But all is not lost! Even if the machine doesn’t have any knowledge about how longitudes and latitudes work, you do. So why don’t you do it? Apply the formula to each instance and get a dataset like this (again, random values):
Ah. Much more manageable. This is what we mean by feature engineering. It’s when you use your knowledge about the data to create fields that make machine learning algorithms work better.
Domingos mentions that feature engineering is where “most of the effort in a machine learning project goes”. I couldn’t agree more. In my career, I would say an average of 70% of the project’s time goes into feature engineering, 20% goes towards figuring out what comprises a proper and comprehensive evaluation of the algorithm, and only 10% goes into algorithm selection and tuning.
How does one engineer a good feature? One good rule of thumb is to try to design features where the likelihood of a certain class goes upmonotonically with the value of the field. So in our example above, “drivable = no” is more likely as distance increases, but that’s not true of longitude or latitude. You probably won’t be able to engineer a feature where this is strictly true, but it is a good feature even if it is somewhat close to that ideal.

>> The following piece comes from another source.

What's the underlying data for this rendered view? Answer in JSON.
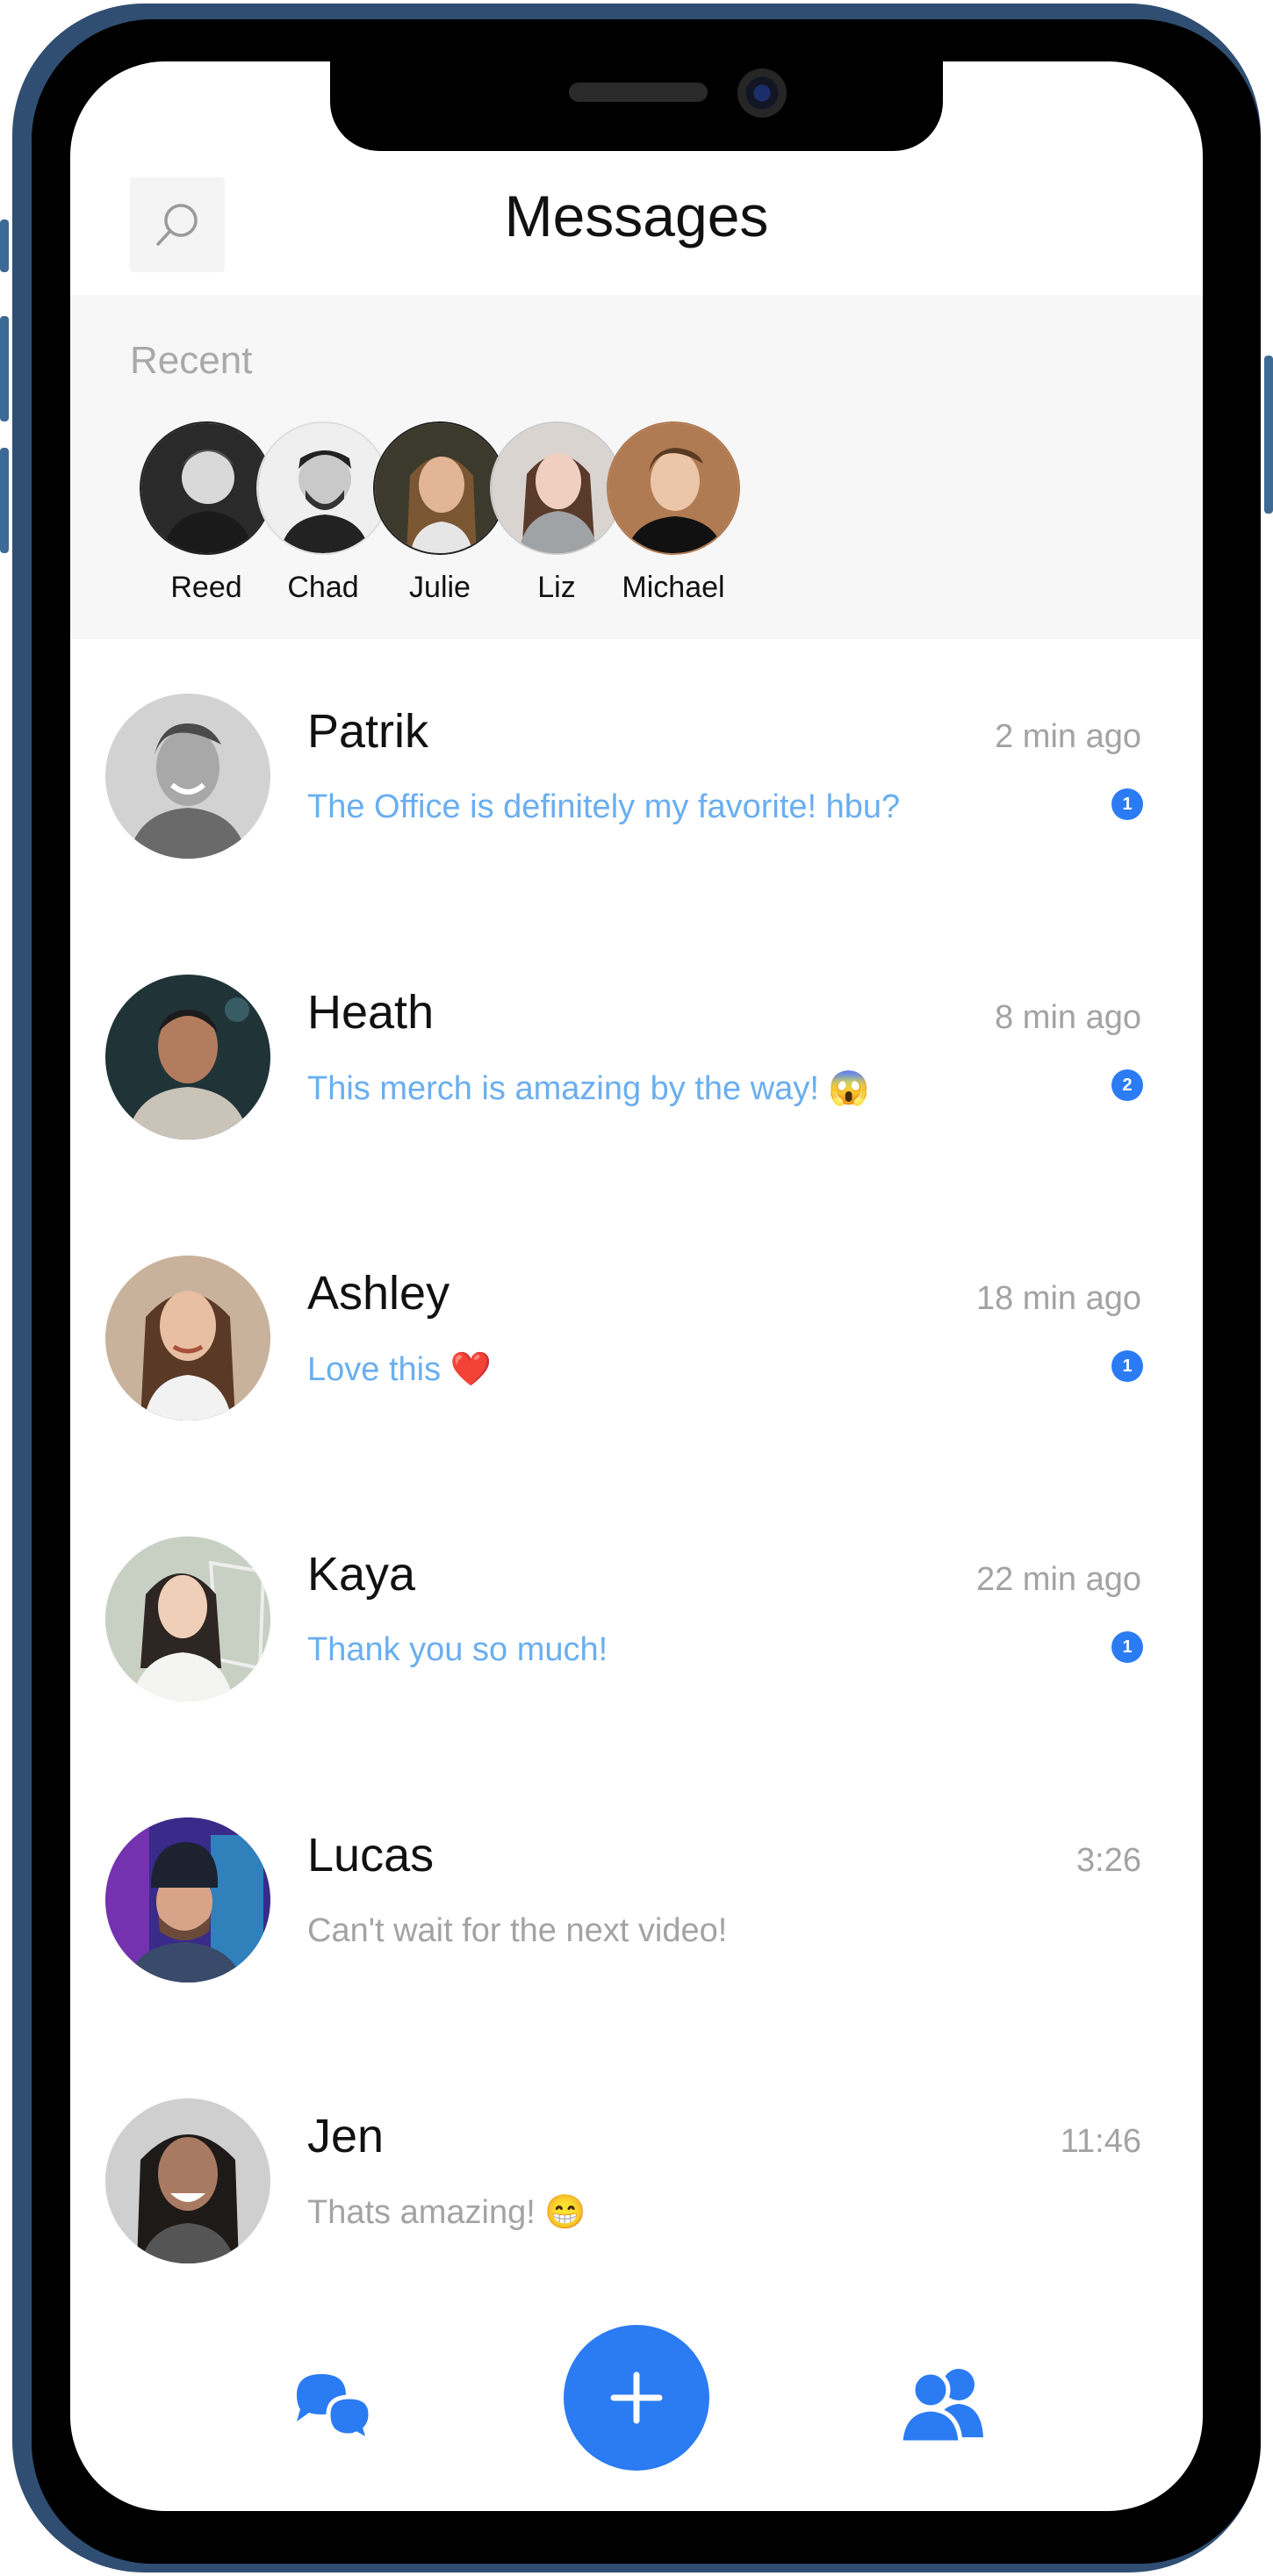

Typically, there isn’t a single data transformation that makes learning immediately easy (as there was in the above example), but at least as typically there are one or more things you can do to the data to make machine learning easier. There’s no formula for this, and a lot of it happens by itch and by twitch. BigML attempts to do some of the easy ones for you (automated date parsing is an example) but far more interesting transformations can happen with detailed knowledge of your specific data. Great things happen in machine learning when human and machine work together, combining a person’s knowledge of how to create relevant features from the data with the machine’s talent for optimization.